→ What the task asks:
Word for word, write the lines below out again, with no pictures.

→ Given entries:
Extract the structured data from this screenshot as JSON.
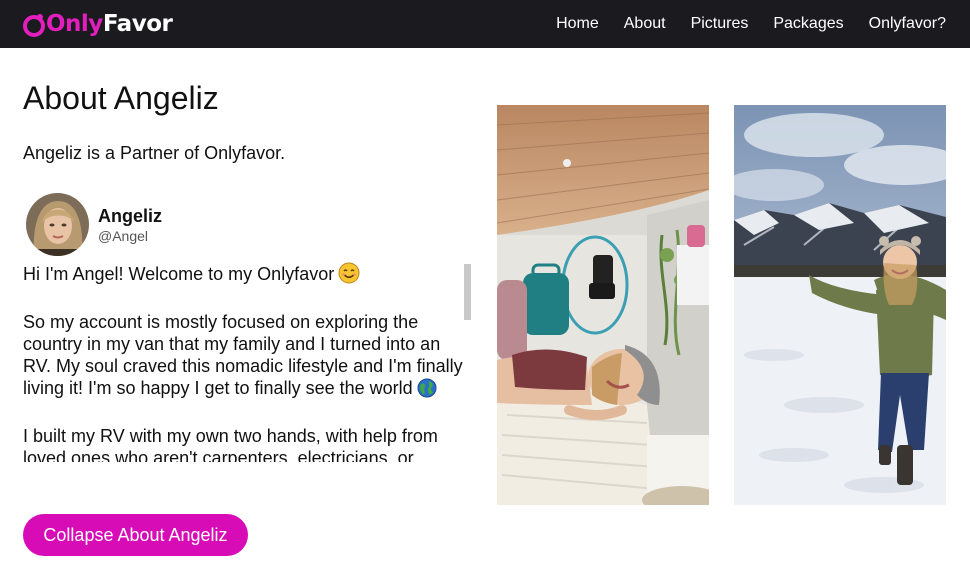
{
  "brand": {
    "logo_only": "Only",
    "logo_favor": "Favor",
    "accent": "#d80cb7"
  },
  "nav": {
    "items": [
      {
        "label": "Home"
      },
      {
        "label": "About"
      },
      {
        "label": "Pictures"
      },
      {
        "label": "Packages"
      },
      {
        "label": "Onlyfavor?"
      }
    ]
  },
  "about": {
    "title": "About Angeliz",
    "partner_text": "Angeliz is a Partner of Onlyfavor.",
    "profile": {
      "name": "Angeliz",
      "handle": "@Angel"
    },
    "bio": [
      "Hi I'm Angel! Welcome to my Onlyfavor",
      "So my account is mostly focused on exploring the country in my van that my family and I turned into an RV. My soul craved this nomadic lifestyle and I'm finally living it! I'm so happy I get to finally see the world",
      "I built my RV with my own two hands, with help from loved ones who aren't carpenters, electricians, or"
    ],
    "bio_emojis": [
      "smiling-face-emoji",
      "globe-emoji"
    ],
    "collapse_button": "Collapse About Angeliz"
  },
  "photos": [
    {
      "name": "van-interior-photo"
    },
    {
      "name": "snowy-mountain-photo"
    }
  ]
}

→ Completed task:
Extract the structured data from this screenshot as JSON.
{
  "brand": {
    "logo_only": "Only",
    "logo_favor": "Favor",
    "accent": "#d80cb7"
  },
  "nav": {
    "items": [
      {
        "label": "Home"
      },
      {
        "label": "About"
      },
      {
        "label": "Pictures"
      },
      {
        "label": "Packages"
      },
      {
        "label": "Onlyfavor?"
      }
    ]
  },
  "about": {
    "title": "About Angeliz",
    "partner_text": "Angeliz is a Partner of Onlyfavor.",
    "profile": {
      "name": "Angeliz",
      "handle": "@Angel"
    },
    "bio": [
      "Hi I'm Angel! Welcome to my Onlyfavor",
      "So my account is mostly focused on exploring the country in my van that my family and I turned into an RV. My soul craved this nomadic lifestyle and I'm finally living it! I'm so happy I get to finally see the world",
      "I built my RV with my own two hands, with help from loved ones who aren't carpenters, electricians, or"
    ],
    "bio_emojis": [
      "smiling-face-emoji",
      "globe-emoji"
    ],
    "collapse_button": "Collapse About Angeliz"
  },
  "photos": [
    {
      "name": "van-interior-photo"
    },
    {
      "name": "snowy-mountain-photo"
    }
  ]
}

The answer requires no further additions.